It's important to note that scalping involves quick trades with short-term investing goals. Traders may utilize a combination of these indicators or other technical analysis tools based on their strategy and preference. Additionally, traders should carefully study and backtest any indicators they plan to use before incorporating them into their scalping analysis.
How to optimize the parameters of the Average Directional Index (ADX) for different scalp trading strategies?
Optimizing the parameters of the Average Directional Index (ADX) for different scalp trading strategies involves finding the ideal values that work best with your chosen strategy. Here are some steps you can follow to optimize ADX parameters for scalp trading:
- Understand the ADX: Familiarize yourself with the concept and calculation of the ADX indicator. ADX measures the strength of a trend and consists of three lines: ADX line, +DI line, and -DI line.
- Define your scalp trading strategy: Determine your specific scalp trading strategy, including entry and exit rules, stop-loss levels, and take-profit targets.

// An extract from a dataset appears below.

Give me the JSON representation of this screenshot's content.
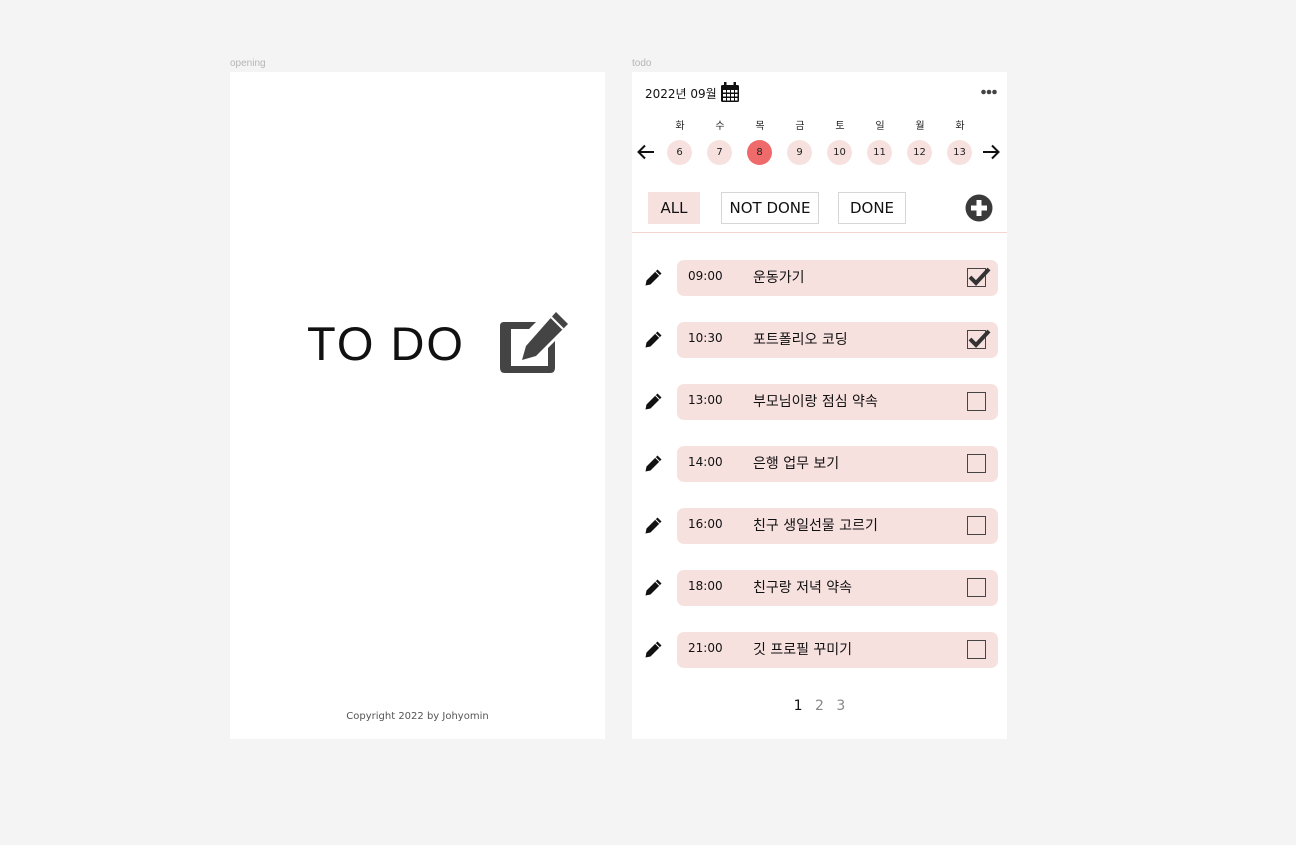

This will help you understand what you need from the ADX indicator.
- Test default settings: Begin by testing the default ADX parameters, which are often set at 14 periods. Apply the ADX indicator to historical price data relevant to your chosen scalp trading strategy.
- Evaluate historical results: Analyze the historical performance of your strategy using the default ADX parameters. Look for patterns and assess if the default values are providing accurate signals for your scalp trades.

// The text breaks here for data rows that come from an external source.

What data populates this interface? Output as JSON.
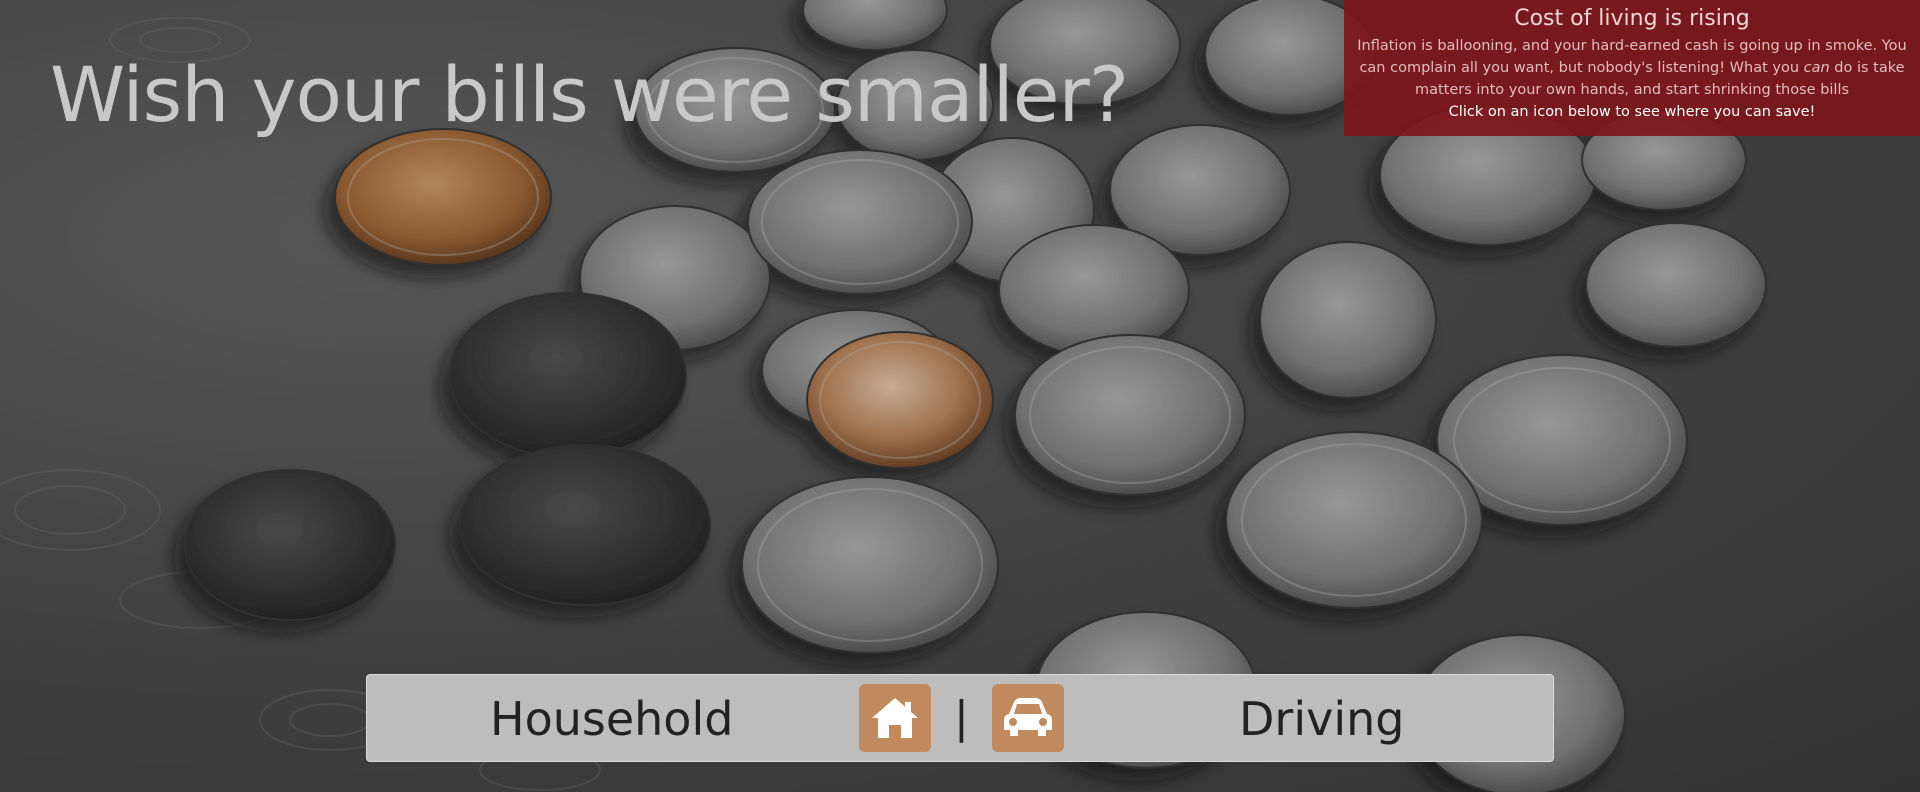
{
  "hero": {
    "headline": "Wish your bills were smaller?"
  },
  "info_panel": {
    "title": "Cost of living is rising",
    "text_before": "Inflation is ballooning, and your hard-earned cash is going up in smoke. You can complain all you want, but nobody's listening! What you ",
    "text_emphasis": "can",
    "text_after": " do is take matters into your own hands, and start shrinking those bills",
    "cta": "Click on an icon below to see where you can save!",
    "background_color": "#7d161a"
  },
  "nav": {
    "household_label": "Household",
    "separator": "|",
    "driving_label": "Driving",
    "household_icon": "home-icon",
    "driving_icon": "car-icon",
    "tile_color": "#c0895e"
  }
}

- Adjust the ADX period: Start by modifying the ADX period to see if it improves the performance of your strategy. You can increase or decrease the period to observe how it affects the signals generated by the indicator.
- Validate results: Assess the performance of your scalp trading strategy with the modified ADX period. Look for improvements in accuracy, reduced false signals, and increased profits. Compare these results to the default settings.
- Consider other ADX parameters: Apart from the period, you may also experiment with other parameters, like the threshold values for identifying trend strength. Adjusting these parameters can help filter out weaker trends or provide earlier signals.
- Optimize using backtesting: Utilize backtesting to validate various combinations of ADX parameters for your scalp strategy on historical data. Look for consistent and favorable results over multiple trading scenarios.
- Use real-time testing: Once you have identified a suitable combination of ADX parameters through backtesting, apply them to real-time market data. Observe how the modified ADX settings perform under live trading conditions.
- Continuously refine and adapt: Scalp trading strategies require ongoing adjustments to accommodate changing market conditions. Regularly review and optimize the ADX parameters to ensure they remain compatible with your evolving strategy.
Remember, optimizing ADX parameters is a process of trial and error. While historical data and backtesting can provide insights, it's crucial to also consider the real-time market dynamics and adapt accordingly.